▶ _About this task_
Determine the number of lines in these entries that hold the word "Failure". Give the number and nothing more.

[Records from a dataset]
──────

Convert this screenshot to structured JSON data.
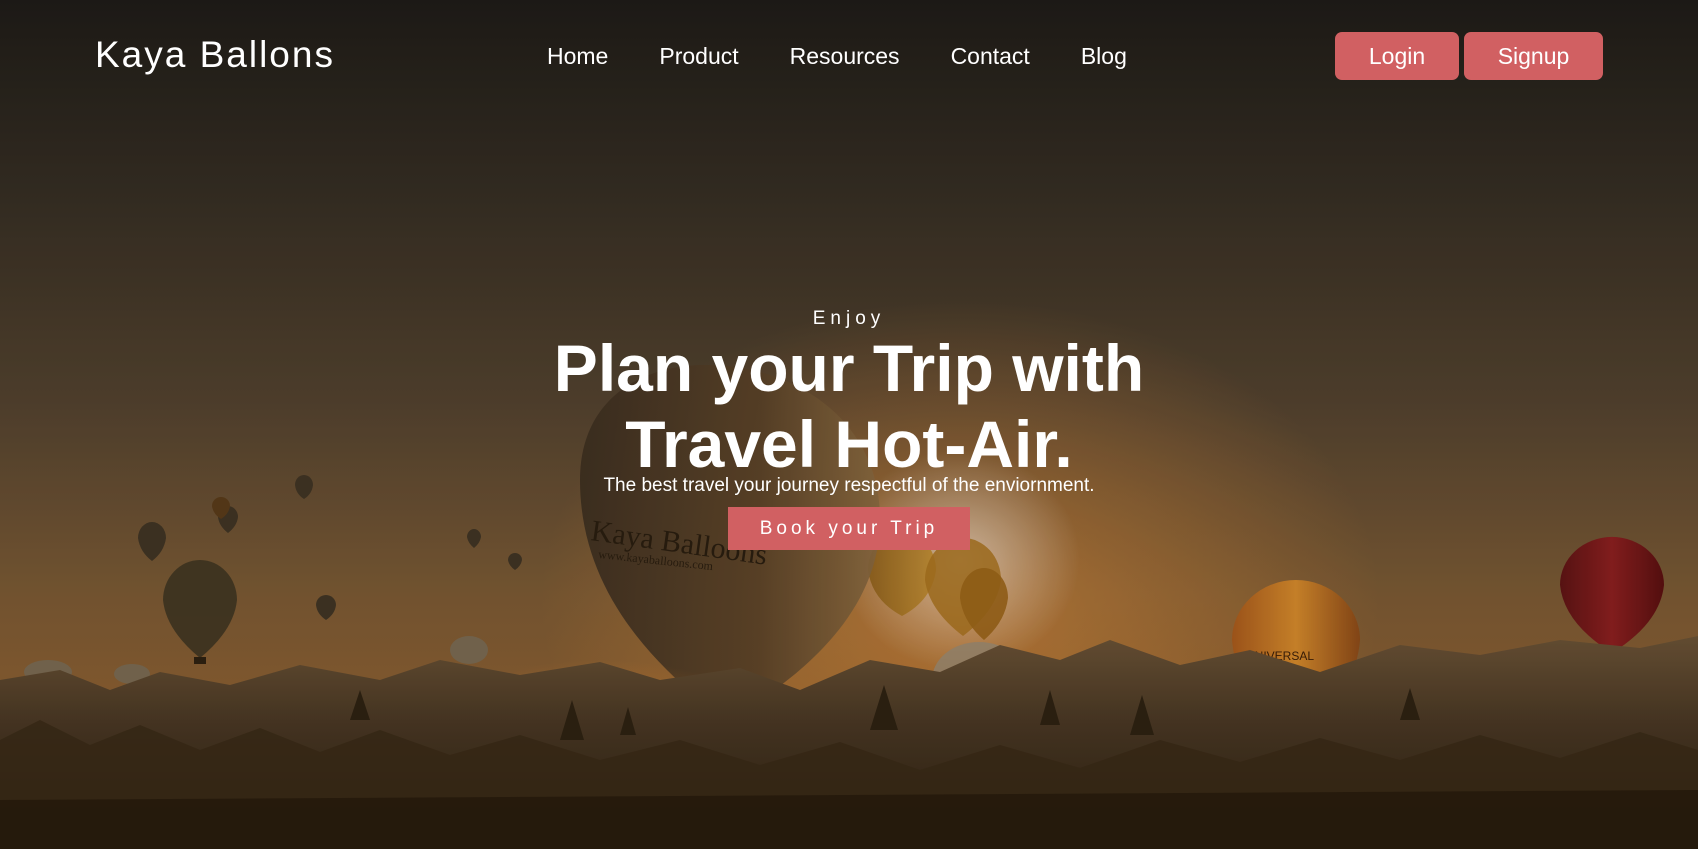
{
  "brand": {
    "name": "Kaya Ballons"
  },
  "nav": {
    "items": [
      {
        "label": "Home"
      },
      {
        "label": "Product"
      },
      {
        "label": "Resources"
      },
      {
        "label": "Contact"
      },
      {
        "label": "Blog"
      }
    ]
  },
  "auth": {
    "login_label": "Login",
    "signup_label": "Signup"
  },
  "hero": {
    "eyebrow": "Enjoy",
    "headline_line1": "Plan your Trip with",
    "headline_line2": "Travel Hot-Air.",
    "tagline": "The best travel your journey respectful of the enviornment.",
    "cta_label": "Book your Trip",
    "balloon_text": "Kaya Balloons",
    "balloon_url": "www.kayaballoons.com",
    "balloon_brand": "UNIVERSAL"
  },
  "colors": {
    "accent": "#d16062",
    "text": "#ffffff"
  }
}
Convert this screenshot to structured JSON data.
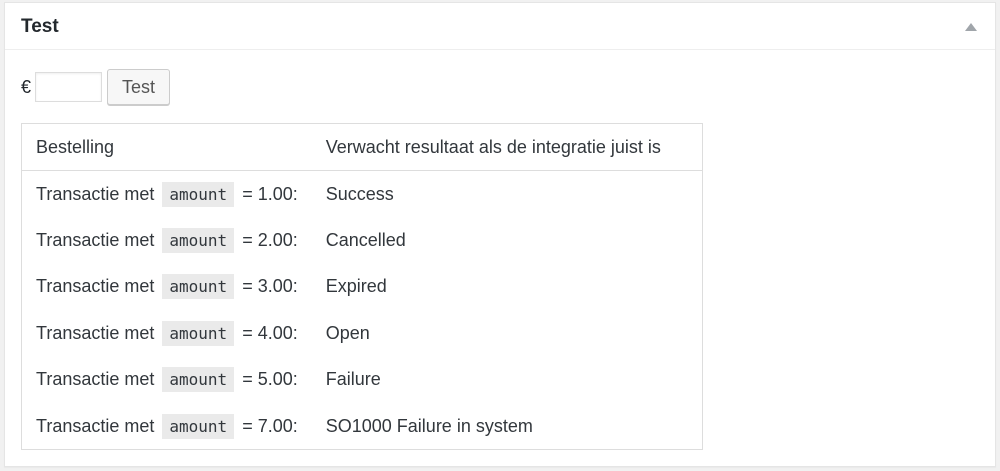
{
  "box": {
    "title": "Test",
    "toggle_icon": "arrow-up-icon"
  },
  "form": {
    "currency_symbol": "€",
    "amount_value": "",
    "button_label": "Test"
  },
  "table": {
    "headers": [
      "Bestelling",
      "Verwacht resultaat als de integratie juist is"
    ],
    "rows": [
      {
        "prefix": "Transactie met",
        "code": "amount",
        "suffix": "= 1.00:",
        "result": "Success"
      },
      {
        "prefix": "Transactie met",
        "code": "amount",
        "suffix": "= 2.00:",
        "result": "Cancelled"
      },
      {
        "prefix": "Transactie met",
        "code": "amount",
        "suffix": "= 3.00:",
        "result": "Expired"
      },
      {
        "prefix": "Transactie met",
        "code": "amount",
        "suffix": "= 4.00:",
        "result": "Open"
      },
      {
        "prefix": "Transactie met",
        "code": "amount",
        "suffix": "= 5.00:",
        "result": "Failure"
      },
      {
        "prefix": "Transactie met",
        "code": "amount",
        "suffix": "= 7.00:",
        "result": "SO1000 Failure in system"
      }
    ]
  }
}
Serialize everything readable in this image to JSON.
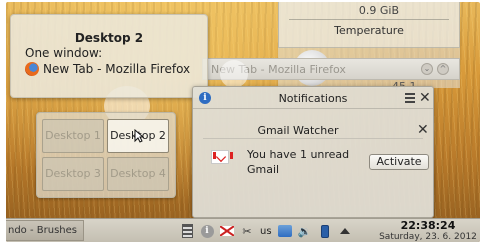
{
  "background_widget": {
    "size_text": "0.9 GiB",
    "temperature_label": "Temperature",
    "gauge_value": "45.1"
  },
  "firefox_window": {
    "title": "New Tab - Mozilla Firefox"
  },
  "desktop_tooltip": {
    "title": "Desktop 2",
    "subtitle": "One window:",
    "window_title": "New Tab - Mozilla Firefox"
  },
  "pager": {
    "desktops": [
      "Desktop 1",
      "Desktop 2",
      "Desktop 3",
      "Desktop 4"
    ],
    "active_index": 1
  },
  "notifications": {
    "title": "Notifications",
    "app_name": "Gmail Watcher",
    "message_line1": "You have 1 unread",
    "message_line2": "Gmail",
    "action_label": "Activate"
  },
  "taskbar": {
    "task_label": "ndo - Brushes",
    "keyboard_layout": "us",
    "time": "22:38:24",
    "date": "Saturday, 23. 6. 2012"
  },
  "colors": {
    "accent": "#2f6dc2",
    "gmail_red": "#dd2222"
  }
}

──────

▶ _Output of the exercise_
2